It took four days for the flooding to gradually bury the communities. Some of the bulldings found their way to the Lost Villages Museum, just south of Vincent Massey Drive, west of Cornwall, which is operated by the Lost Villages Historical Society. A map showing the former St. Lawrence and the locations of the lost villages can be found on the Lost Villages website.
|Moving Christ Church to Upper Canada Village|
Over the summer I have been quite a bit of Peter J. Stokes as references for a route guide I am writing for the Friends for Life Bike Rally. The route travels along waterways between Toronto and Montreal, going through some of the earliest (Loyalist) settlement areas in what was then Upper Canada. It also takes us past the St. Lawrence Seaway, and past the lost villages that were flooded for it.
Companion reading was Anne Michael’s 2009 novel, The Winter Vault which poetically links three international places where heritage challenges resulted in different responses to lost fabric. She examines the human emotional connection to place, and the human limits to dealing with loss. The flooding of the St. Lawrence Seaway, the moving of the Abu Simbel pyramid to make way for the flooding for the Aswan dam and the rebuilding of Warsaw after destruction during World War II, all present different technical challenges, but what Anne Michael’s considers, in astoundingly beautiful prose, is why such reclamation projects happen, why they matter, as well as the limits they have to satisfy our human need for connection to previous generations.

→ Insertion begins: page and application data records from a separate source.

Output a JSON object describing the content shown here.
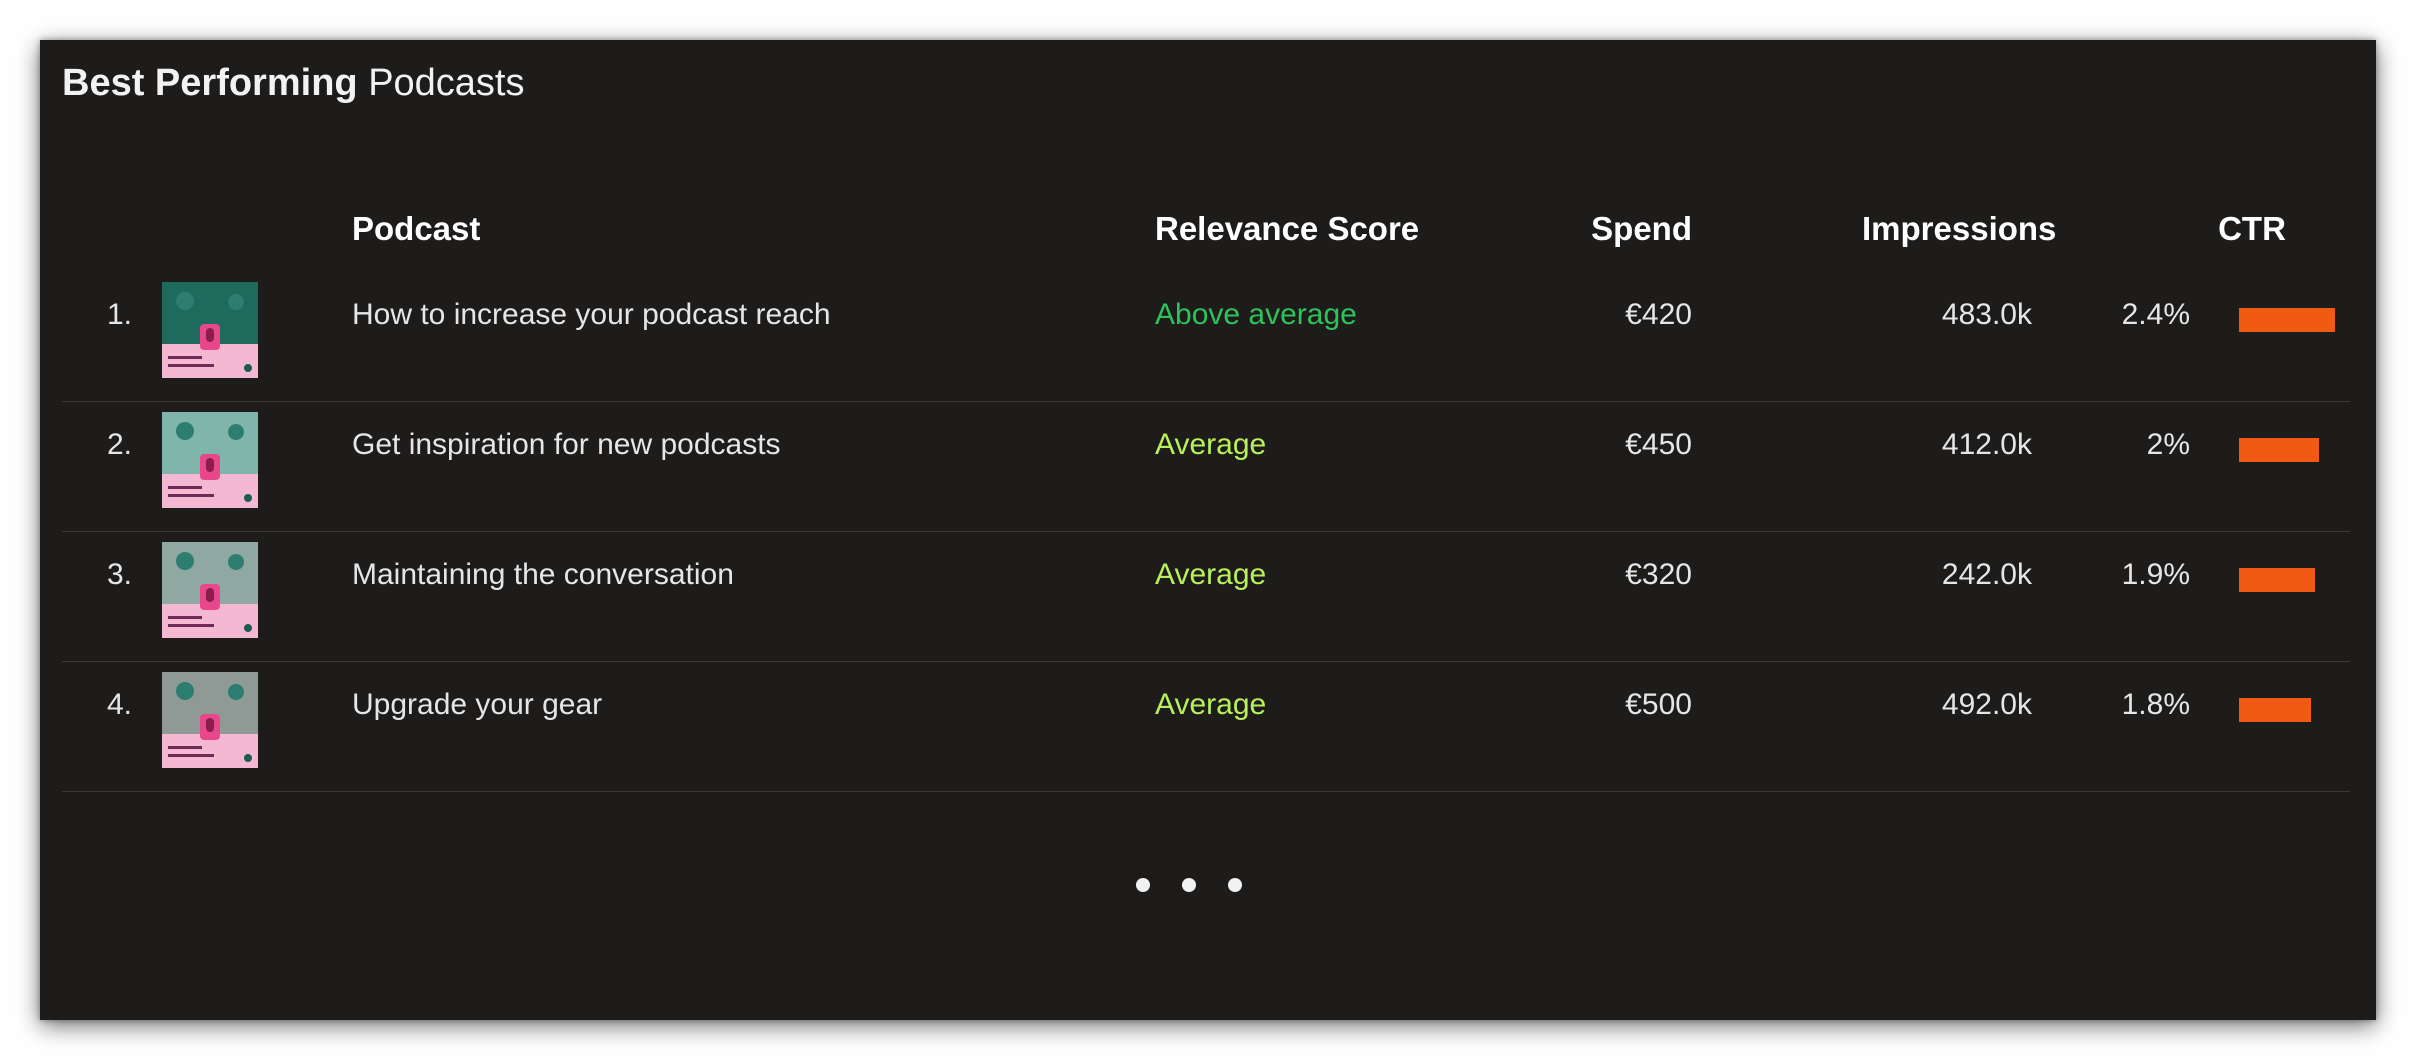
{
  "title": {
    "bold": "Best Performing",
    "light": "Podcasts"
  },
  "columns": {
    "podcast": "Podcast",
    "relevance": "Relevance Score",
    "spend": "Spend",
    "impressions": "Impressions",
    "ctr": "CTR"
  },
  "colors": {
    "above_average": "#2fc15a",
    "average": "#b8ef5a",
    "ctr_bar": "#f05a13",
    "background": "#1d1c1b"
  },
  "rows": [
    {
      "rank": "1.",
      "podcast": "How to increase your podcast reach",
      "relevance": "Above average",
      "spend": "€420",
      "impressions": "483.0k",
      "ctr": "2.4%",
      "ctr_value": 2.4
    },
    {
      "rank": "2.",
      "podcast": "Get inspiration for new podcasts",
      "relevance": "Average",
      "spend": "€450",
      "impressions": "412.0k",
      "ctr": "2%",
      "ctr_value": 2.0
    },
    {
      "rank": "3.",
      "podcast": "Maintaining the conversation",
      "relevance": "Average",
      "spend": "€320",
      "impressions": "242.0k",
      "ctr": "1.9%",
      "ctr_value": 1.9
    },
    {
      "rank": "4.",
      "podcast": "Upgrade your gear",
      "relevance": "Average",
      "spend": "€500",
      "impressions": "492.0k",
      "ctr": "1.8%",
      "ctr_value": 1.8
    }
  ],
  "thumbnails": [
    {
      "icon": "podcast-cover-microphone-icon",
      "scene_color": "#1e6b5e"
    },
    {
      "icon": "podcast-cover-inspiration-icon",
      "scene_color": "#7fb5aa"
    },
    {
      "icon": "podcast-cover-conversation-icon",
      "scene_color": "#8fa8a2"
    },
    {
      "icon": "podcast-cover-gear-icon",
      "scene_color": "#8f9a97"
    }
  ],
  "pagination": {
    "dots": 3
  }
}
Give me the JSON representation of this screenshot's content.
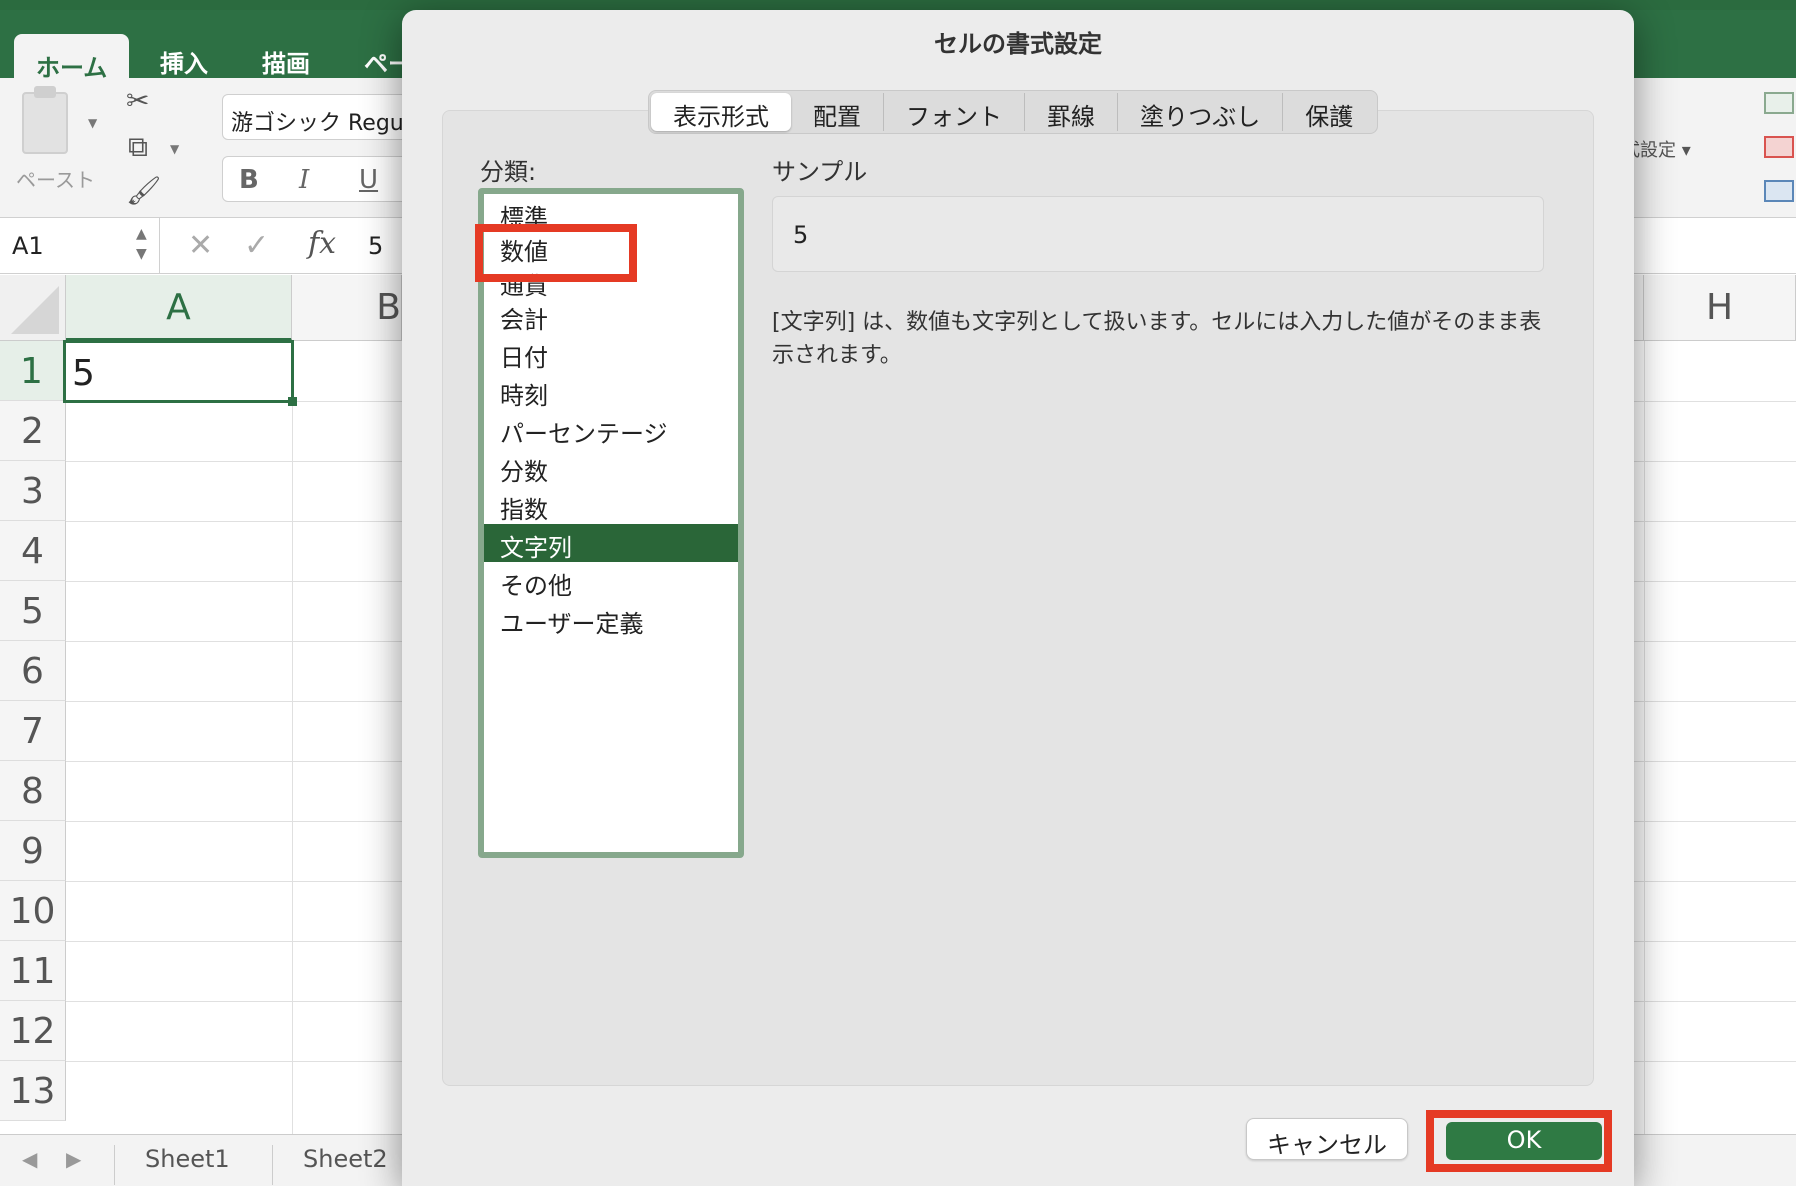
{
  "ribbon": {
    "tabs": [
      "ホーム",
      "挿入",
      "描画",
      "ペー"
    ],
    "paste_label": "ペースト",
    "font_name": "游ゴシック Regular",
    "bold": "B",
    "italic": "I",
    "underline": "U",
    "right_label": "式設定 ▾"
  },
  "formula_bar": {
    "cell_ref": "A1",
    "fx": "fx",
    "value": "5"
  },
  "sheet": {
    "columns": [
      "A",
      "B",
      "H"
    ],
    "rows": [
      "1",
      "2",
      "3",
      "4",
      "5",
      "6",
      "7",
      "8",
      "9",
      "10",
      "11",
      "12",
      "13"
    ],
    "a1_value": "5",
    "tabs": [
      "Sheet1",
      "Sheet2"
    ]
  },
  "dialog": {
    "title": "セルの書式設定",
    "tabs": [
      "表示形式",
      "配置",
      "フォント",
      "罫線",
      "塗りつぶし",
      "保護"
    ],
    "category_label": "分類:",
    "categories": [
      "標準",
      "数値",
      "通貨",
      "会計",
      "日付",
      "時刻",
      "パーセンテージ",
      "分数",
      "指数",
      "文字列",
      "その他",
      "ユーザー定義"
    ],
    "selected_category": "文字列",
    "sample_label": "サンプル",
    "sample_value": "5",
    "description": "[文字列] は、数値も文字列として扱います。セルには入力した値がそのまま表示されます。",
    "cancel_label": "キャンセル",
    "ok_label": "OK"
  },
  "colors": {
    "excel_green": "#2d7044",
    "selection_green": "#2a6638",
    "highlight_red": "#e53a24"
  }
}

In spite of our current conservation ethics which poo poo moving heritage buildings around, and which I confess held me back from visiting Upper Canada Village, I found it a fascinating place. Two generations later, Upper Canada Village is a conservation story in its own right, ably told by Peter Stokes in In A Village Arising: The Story of Building Upper Canada Village. The experience of it as a museum is valuable. At the same time, thinking of the destruction of all the places that yielded the buildings makes it a very bittersweet experience. In A Village Arising, Peter Stokes gives an excellent history at the beginning of the book of the people who worked at Upper Canada Village how they were connected, and goes on to give a lot of detail about the conservation challenges posed by moving a lot of buildings from a lot of different places, as well as working with the powers that be. He sketches the founders of the conservation movement in Ontario, putting into context figures like Eric Arthur and Anthony Adamson, who founded Architectural Conservancy Ontario, Marion McCrae, Napier Simpson and many others. He also paints quite a picture of them working under great pressure, trying to understand the technologies of the buildings and how to best show and conserve them. Experiments failed, lessons were learned.

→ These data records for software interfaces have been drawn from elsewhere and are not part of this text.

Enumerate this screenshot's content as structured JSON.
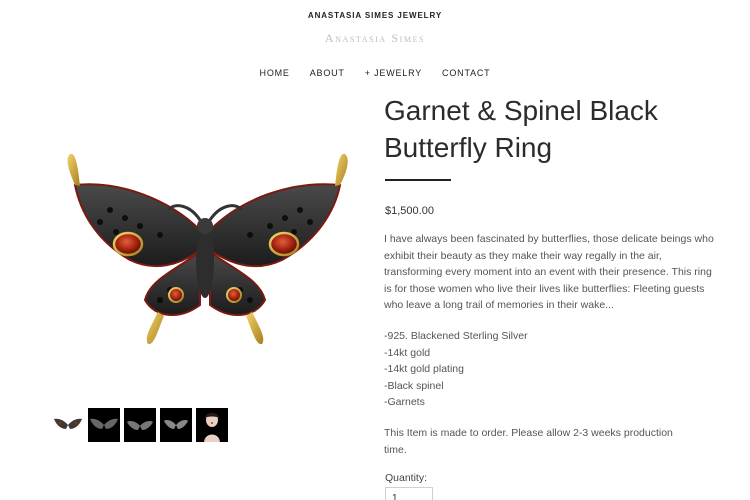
{
  "site": {
    "brand_small": "ANASTASIA SIMES JEWELRY",
    "logo_text": "Anastasia Simes"
  },
  "nav": {
    "items": [
      {
        "label": "HOME"
      },
      {
        "label": "ABOUT"
      },
      {
        "label": "+ JEWELRY"
      },
      {
        "label": "CONTACT"
      }
    ]
  },
  "product": {
    "title": "Garnet & Spinel Black Butterfly Ring",
    "price": "$1,500.00",
    "description": "I have always been fascinated by butterflies, those delicate beings who exhibit their beauty as they make their way regally in the air, transforming every moment into an event with their presence. This ring is for those women who live their lives like butterflies: Fleeting guests who leave a long trail of memories in their wake...",
    "specs": [
      "-925. Blackened Sterling Silver",
      "-14kt gold",
      "-14kt gold plating",
      "-Black spinel",
      "-Garnets"
    ],
    "made_to_order": "This Item is made to order. Please allow 2-3 weeks production time.",
    "quantity_label": "Quantity:",
    "quantity_value": "1"
  },
  "thumbnails": {
    "count_visible": 5,
    "icons": [
      "butterfly-ring-front",
      "butterfly-ring-dark",
      "butterfly-ring-angle",
      "butterfly-ring-top",
      "model-wearing-ring"
    ]
  },
  "colors": {
    "brand_gray": "#bdbdbd",
    "text_dark": "#2b2b2b",
    "gold": "#c9a43a",
    "garnet": "#9b1f12"
  }
}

Peter Stokes started at Upper Canada Village a new graduate of architecture, with no particular specialty. I found myself a bit jealous of this generations’ access, being able to glean so much experience through re-assembling so many building in a short period of time. All who worked there became the experts and founders of professional conservation practice in Ontario.

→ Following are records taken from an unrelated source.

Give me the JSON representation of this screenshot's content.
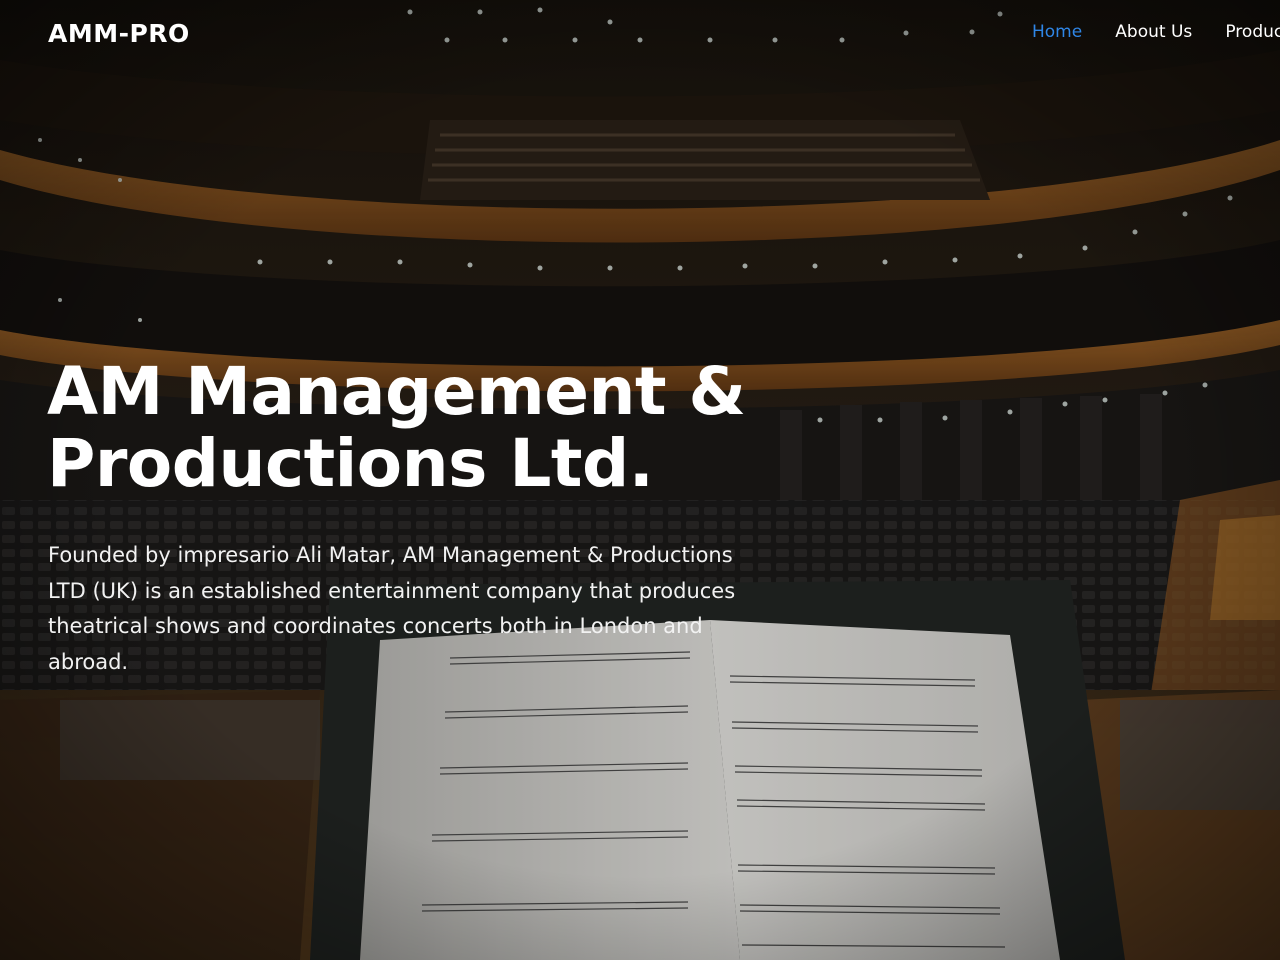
{
  "brand": {
    "logo_text": "AMM-PRO"
  },
  "nav": {
    "items": [
      {
        "label": "Home",
        "active": true
      },
      {
        "label": "About Us",
        "active": false
      },
      {
        "label": "Productions",
        "active": false
      }
    ]
  },
  "hero": {
    "title": "AM Management & Productions Ltd.",
    "description": "Founded by impresario Ali Matar, AM Management & Productions LTD (UK) is an established entertainment company that produces theatrical shows and coordinates concerts both in London and abroad.",
    "background_image": "concert hall interior with music stand and sheet music"
  },
  "colors": {
    "nav_active": "#2f86e6",
    "text": "#ffffff"
  }
}
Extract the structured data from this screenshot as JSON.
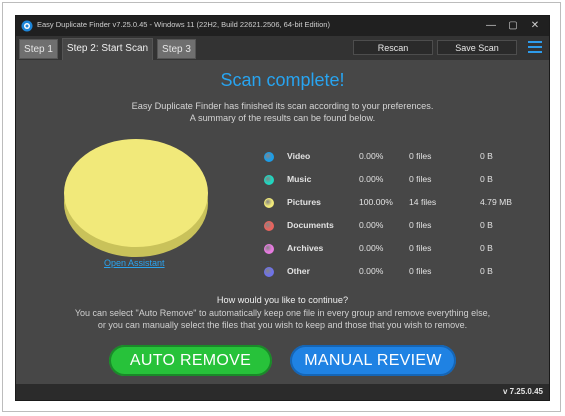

The choice to read these two books at the same time was somewhat accidental for me, but I encourage you to do the same. If you have never visited Upper Canada Village, put it on your "must visit" list.
|Demonstration at Bala Falls|
Editor’s Note: Construction equipment is all over the place now. Take a minute to look at the drone video, it is a bit long, but very instructive.